From almost any point in the city, you can see Lycabettus Hill, a limestone mound that reaches beyond the concrete labyrinth up into the sky; an urban anomaly where locals and visitors drink beers with a backdrop of the city and watch the sun sink into the landscape. According to Greek mythology, the Goddess of Athena dropped a rock whilst trying to help build her grand temple, the Parthenon, and so Lycabettus Hill was formed. Start walking up the pine-clad foothills in the well-heeled neighbourhood of Kolonaki and continue zig-zagging until you reach the top; the Cloudaway was designed for wandering the streets as soon as day breaks, and hiking up hills for a 360-degree sunset – or sunrise.
Most streets lead to something unexpected in Athens; walk down a basement (and back a hundred years) into a tiny taverna or turn a corner into an urban oasis filled with classical sculptures. Take Latraac, which sits on a semi-derelict, post-industrial street in Karameikos – an iron shutter opens onto a 19th-century courtyard, reimagined into a community space focused around a skate bowl designed by architect Zachos Varfis.
“Large empty downtown plots were wasting away and it seemed cool to put all this together, plant trees and build a cafe and the bowl, bringing together a wider creative community.”
Latraac is a cafe by day and bar by night with a revolving roster of DJs serving up genre-bending sets well into the early hours.

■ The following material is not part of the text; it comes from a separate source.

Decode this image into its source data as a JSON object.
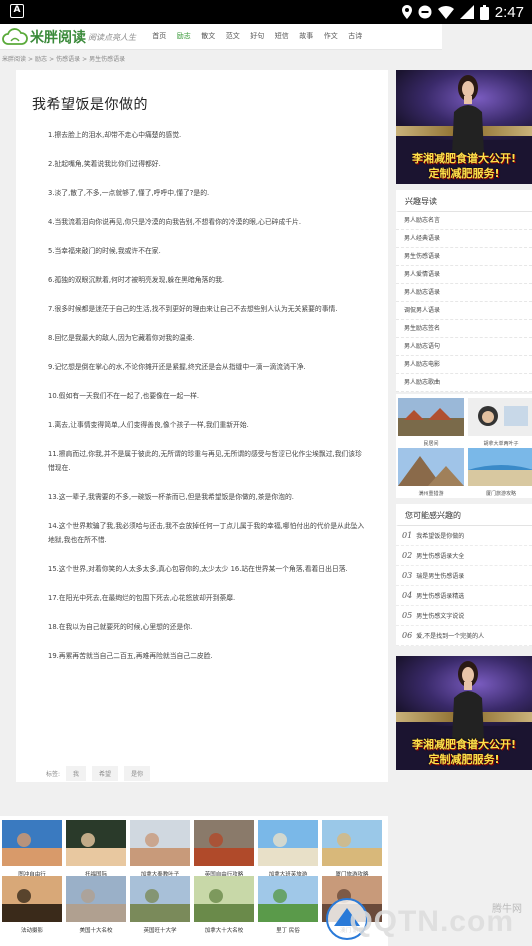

Latraac is about community and creating space for subcultures to thrive; bigger names like Larry Gus and multi-disciplinary record label PAN play alongside new faces, and in between day-to-night specials and art shows, they host skate classes for young refugees. All of Zachos’ projects are tied together by the intangible sense of intimacy they create, between communities and with nature; the space itself was created using repurposed materials and although rewilding wasn’t their initial intention, plants now climb around the plywood skate bowl and create a shaded canopy overhead. Similarly, the natural world provides the starting point for most of On’s designs; made from sustainable materials and futuristic technology, the Cloudaway has a wave-like sidewall in the shape of a mountain and leaves a sustainable footprint with a 3D map of the brand’s native Engadine Valley embossed onto the sole.
A staple silhouette for unconventional city breaks, the Cloudaway is designed to explore a new urban architecture that breathes, taking you from sunrise to sunset, and making sure you look good while doing it.See Collection Here